Data Block Start

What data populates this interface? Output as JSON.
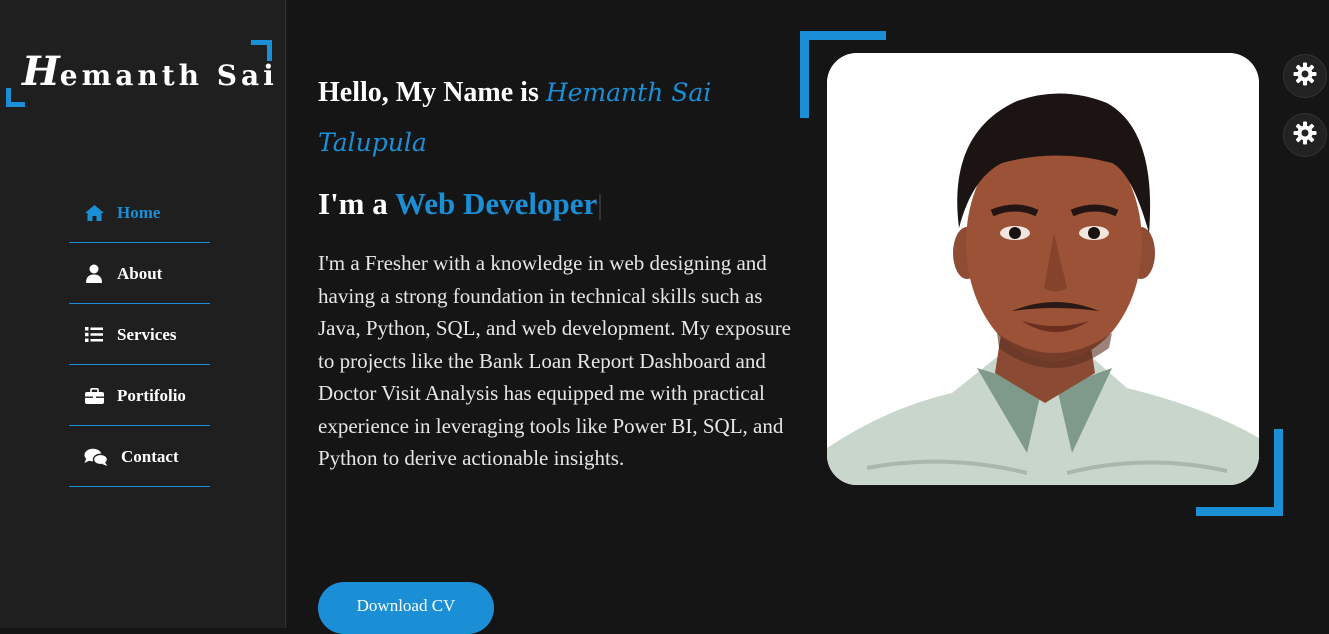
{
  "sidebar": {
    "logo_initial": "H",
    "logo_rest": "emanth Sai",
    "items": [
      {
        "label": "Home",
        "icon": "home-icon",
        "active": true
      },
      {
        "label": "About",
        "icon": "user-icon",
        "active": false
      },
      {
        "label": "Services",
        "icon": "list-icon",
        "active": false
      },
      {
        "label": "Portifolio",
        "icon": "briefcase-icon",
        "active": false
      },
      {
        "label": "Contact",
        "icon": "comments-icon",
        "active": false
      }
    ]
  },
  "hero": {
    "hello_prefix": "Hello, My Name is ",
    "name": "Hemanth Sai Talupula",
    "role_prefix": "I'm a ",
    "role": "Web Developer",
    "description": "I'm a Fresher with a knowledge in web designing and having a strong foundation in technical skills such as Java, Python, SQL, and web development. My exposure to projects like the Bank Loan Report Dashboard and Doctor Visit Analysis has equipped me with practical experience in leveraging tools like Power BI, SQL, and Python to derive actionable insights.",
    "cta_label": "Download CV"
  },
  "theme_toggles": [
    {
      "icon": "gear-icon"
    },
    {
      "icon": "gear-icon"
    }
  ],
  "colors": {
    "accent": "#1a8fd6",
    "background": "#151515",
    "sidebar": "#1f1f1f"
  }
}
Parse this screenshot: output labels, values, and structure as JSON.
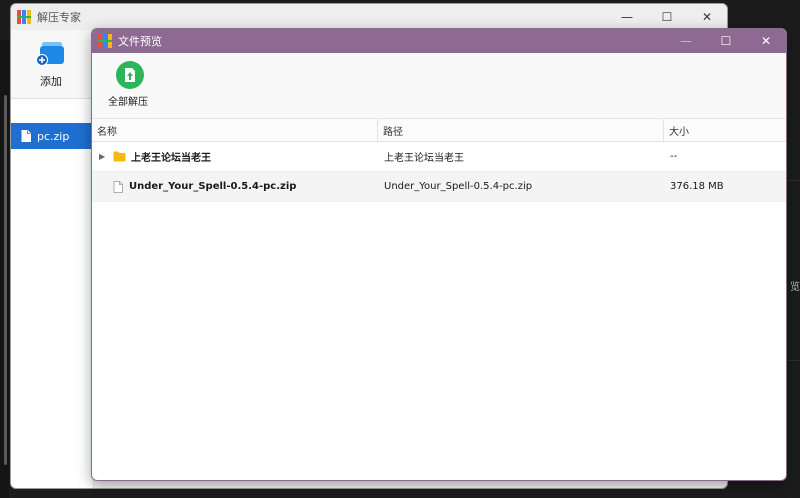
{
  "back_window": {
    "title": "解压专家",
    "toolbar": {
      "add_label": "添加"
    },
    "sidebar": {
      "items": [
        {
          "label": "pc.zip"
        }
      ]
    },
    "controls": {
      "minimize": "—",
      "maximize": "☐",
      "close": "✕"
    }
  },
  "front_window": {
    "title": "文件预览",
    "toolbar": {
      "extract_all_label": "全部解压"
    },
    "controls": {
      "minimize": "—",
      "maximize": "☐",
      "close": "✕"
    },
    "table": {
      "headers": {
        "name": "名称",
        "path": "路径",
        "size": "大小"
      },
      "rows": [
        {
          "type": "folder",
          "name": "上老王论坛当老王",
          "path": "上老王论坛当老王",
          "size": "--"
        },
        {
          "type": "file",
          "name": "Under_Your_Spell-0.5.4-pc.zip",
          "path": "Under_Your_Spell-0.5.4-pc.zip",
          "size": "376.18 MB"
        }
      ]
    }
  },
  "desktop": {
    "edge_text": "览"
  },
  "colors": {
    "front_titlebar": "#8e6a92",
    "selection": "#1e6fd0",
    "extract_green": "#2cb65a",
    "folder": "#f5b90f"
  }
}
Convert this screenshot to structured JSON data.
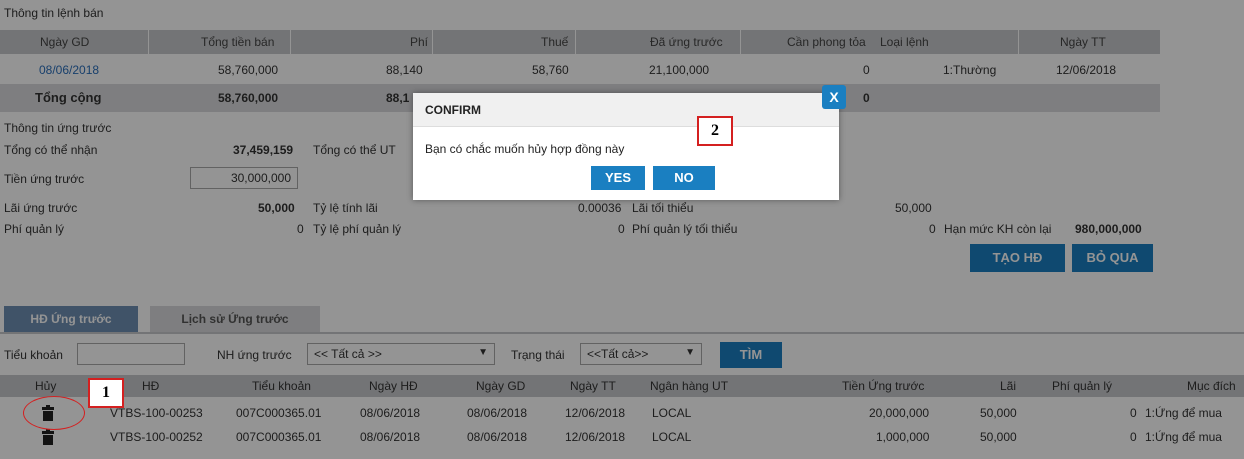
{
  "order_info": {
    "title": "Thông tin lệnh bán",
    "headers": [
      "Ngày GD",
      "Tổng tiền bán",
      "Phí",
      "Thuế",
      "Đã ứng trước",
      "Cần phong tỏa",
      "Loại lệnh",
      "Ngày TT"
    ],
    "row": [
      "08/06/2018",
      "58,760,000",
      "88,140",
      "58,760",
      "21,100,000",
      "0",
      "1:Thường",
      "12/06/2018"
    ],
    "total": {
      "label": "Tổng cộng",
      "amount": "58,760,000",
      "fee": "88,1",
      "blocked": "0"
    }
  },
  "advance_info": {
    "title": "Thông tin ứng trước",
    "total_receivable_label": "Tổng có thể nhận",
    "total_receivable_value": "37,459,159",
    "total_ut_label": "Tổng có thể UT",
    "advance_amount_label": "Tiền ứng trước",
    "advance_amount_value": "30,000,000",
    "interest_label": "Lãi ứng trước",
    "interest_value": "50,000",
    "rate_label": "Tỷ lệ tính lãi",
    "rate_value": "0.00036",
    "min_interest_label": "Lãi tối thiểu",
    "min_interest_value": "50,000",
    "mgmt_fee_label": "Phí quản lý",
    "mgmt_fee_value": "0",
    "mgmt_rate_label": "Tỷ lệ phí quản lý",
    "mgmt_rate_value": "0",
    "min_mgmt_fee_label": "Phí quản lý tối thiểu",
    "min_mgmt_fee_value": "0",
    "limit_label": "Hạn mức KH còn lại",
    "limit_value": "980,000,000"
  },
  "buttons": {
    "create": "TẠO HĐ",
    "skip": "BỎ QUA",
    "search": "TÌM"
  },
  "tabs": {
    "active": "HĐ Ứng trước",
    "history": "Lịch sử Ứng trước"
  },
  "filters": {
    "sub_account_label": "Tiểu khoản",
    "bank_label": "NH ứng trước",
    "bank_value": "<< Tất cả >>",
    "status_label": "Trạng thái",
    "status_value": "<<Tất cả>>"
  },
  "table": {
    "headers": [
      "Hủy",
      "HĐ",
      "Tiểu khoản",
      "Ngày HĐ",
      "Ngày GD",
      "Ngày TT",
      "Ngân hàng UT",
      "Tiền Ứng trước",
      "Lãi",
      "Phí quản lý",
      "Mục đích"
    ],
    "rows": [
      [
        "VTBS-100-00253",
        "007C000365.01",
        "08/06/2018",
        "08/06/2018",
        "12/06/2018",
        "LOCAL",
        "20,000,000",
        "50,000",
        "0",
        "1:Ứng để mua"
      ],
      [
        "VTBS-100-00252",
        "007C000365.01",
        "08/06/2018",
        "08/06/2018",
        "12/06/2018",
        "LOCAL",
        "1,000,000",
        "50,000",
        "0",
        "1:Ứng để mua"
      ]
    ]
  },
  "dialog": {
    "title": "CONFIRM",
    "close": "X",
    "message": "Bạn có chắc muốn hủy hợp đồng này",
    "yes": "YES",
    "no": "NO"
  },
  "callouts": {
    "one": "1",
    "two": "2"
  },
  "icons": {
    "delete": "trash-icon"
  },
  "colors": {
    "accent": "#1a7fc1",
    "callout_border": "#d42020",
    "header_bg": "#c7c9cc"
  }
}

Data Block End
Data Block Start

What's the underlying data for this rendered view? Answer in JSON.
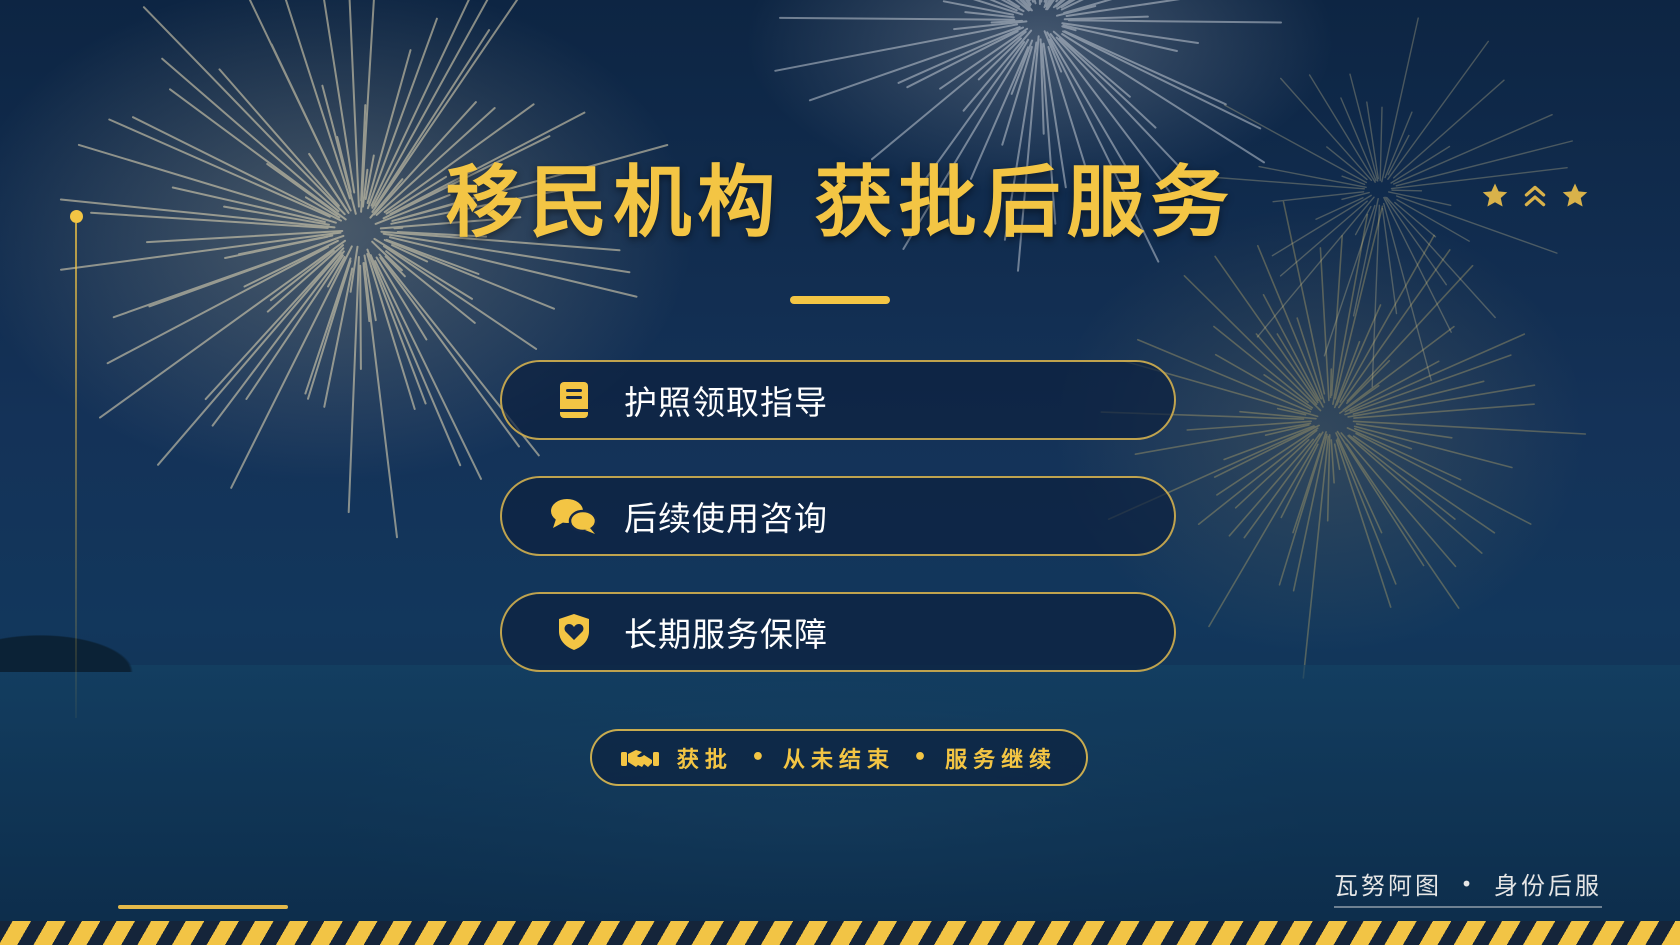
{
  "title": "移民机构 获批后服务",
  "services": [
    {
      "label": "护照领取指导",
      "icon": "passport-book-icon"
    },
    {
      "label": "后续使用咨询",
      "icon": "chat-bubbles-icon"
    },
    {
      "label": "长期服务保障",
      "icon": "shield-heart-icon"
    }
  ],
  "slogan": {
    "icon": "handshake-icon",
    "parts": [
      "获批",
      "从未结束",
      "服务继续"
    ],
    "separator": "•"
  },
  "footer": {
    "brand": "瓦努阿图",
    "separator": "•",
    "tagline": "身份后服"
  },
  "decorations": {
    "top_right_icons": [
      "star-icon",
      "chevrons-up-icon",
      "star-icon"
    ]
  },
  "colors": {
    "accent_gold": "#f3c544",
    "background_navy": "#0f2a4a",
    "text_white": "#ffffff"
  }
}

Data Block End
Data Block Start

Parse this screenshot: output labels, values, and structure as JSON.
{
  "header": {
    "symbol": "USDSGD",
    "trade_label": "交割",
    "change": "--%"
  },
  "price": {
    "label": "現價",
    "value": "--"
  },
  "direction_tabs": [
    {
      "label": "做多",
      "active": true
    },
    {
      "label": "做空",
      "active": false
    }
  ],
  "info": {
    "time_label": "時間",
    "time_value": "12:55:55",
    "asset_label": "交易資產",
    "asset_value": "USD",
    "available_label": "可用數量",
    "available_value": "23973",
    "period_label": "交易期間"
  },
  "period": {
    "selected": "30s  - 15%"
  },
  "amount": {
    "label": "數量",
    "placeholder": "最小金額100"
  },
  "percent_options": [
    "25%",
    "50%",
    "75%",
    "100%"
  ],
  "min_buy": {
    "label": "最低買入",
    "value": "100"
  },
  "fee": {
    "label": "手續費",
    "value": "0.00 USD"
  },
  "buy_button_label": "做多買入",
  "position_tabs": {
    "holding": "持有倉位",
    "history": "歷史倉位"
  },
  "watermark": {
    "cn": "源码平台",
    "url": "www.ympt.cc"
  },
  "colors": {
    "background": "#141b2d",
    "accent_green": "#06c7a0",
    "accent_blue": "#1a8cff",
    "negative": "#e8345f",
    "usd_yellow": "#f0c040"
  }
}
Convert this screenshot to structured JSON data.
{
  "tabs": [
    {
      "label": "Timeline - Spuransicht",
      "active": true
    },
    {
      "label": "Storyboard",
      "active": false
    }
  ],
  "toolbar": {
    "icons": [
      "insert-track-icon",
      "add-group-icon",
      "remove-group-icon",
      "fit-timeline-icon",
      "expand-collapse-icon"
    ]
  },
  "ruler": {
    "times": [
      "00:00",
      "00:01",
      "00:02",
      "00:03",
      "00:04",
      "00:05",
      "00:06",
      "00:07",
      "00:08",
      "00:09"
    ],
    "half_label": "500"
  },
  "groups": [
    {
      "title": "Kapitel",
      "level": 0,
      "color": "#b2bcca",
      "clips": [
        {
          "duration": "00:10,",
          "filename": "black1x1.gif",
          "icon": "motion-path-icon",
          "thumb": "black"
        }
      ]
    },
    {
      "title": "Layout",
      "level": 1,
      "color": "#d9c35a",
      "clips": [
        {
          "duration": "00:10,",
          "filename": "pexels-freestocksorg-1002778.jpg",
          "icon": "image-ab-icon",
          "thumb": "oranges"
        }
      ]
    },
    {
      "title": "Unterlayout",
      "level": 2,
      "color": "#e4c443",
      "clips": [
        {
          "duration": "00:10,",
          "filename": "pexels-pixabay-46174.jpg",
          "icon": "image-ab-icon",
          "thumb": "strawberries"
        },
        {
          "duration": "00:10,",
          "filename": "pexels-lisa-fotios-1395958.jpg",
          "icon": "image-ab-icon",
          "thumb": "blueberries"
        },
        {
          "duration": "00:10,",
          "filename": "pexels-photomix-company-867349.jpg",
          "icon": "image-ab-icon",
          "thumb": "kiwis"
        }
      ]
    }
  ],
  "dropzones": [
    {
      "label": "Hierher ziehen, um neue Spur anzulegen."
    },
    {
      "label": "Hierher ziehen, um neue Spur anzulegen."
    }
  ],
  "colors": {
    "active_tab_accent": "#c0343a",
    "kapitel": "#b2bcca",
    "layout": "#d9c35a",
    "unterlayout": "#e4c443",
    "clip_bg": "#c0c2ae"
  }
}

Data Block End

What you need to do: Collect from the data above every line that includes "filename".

Your response:
          "filename": "black1x1.gif",
          "filename": "pexels-freestocksorg-1002778.jpg",
          "filename": "pexels-pixabay-46174.jpg",
          "filename": "pexels-lisa-fotios-1395958.jpg",
          "filename": "pexels-photomix-company-867349.jpg",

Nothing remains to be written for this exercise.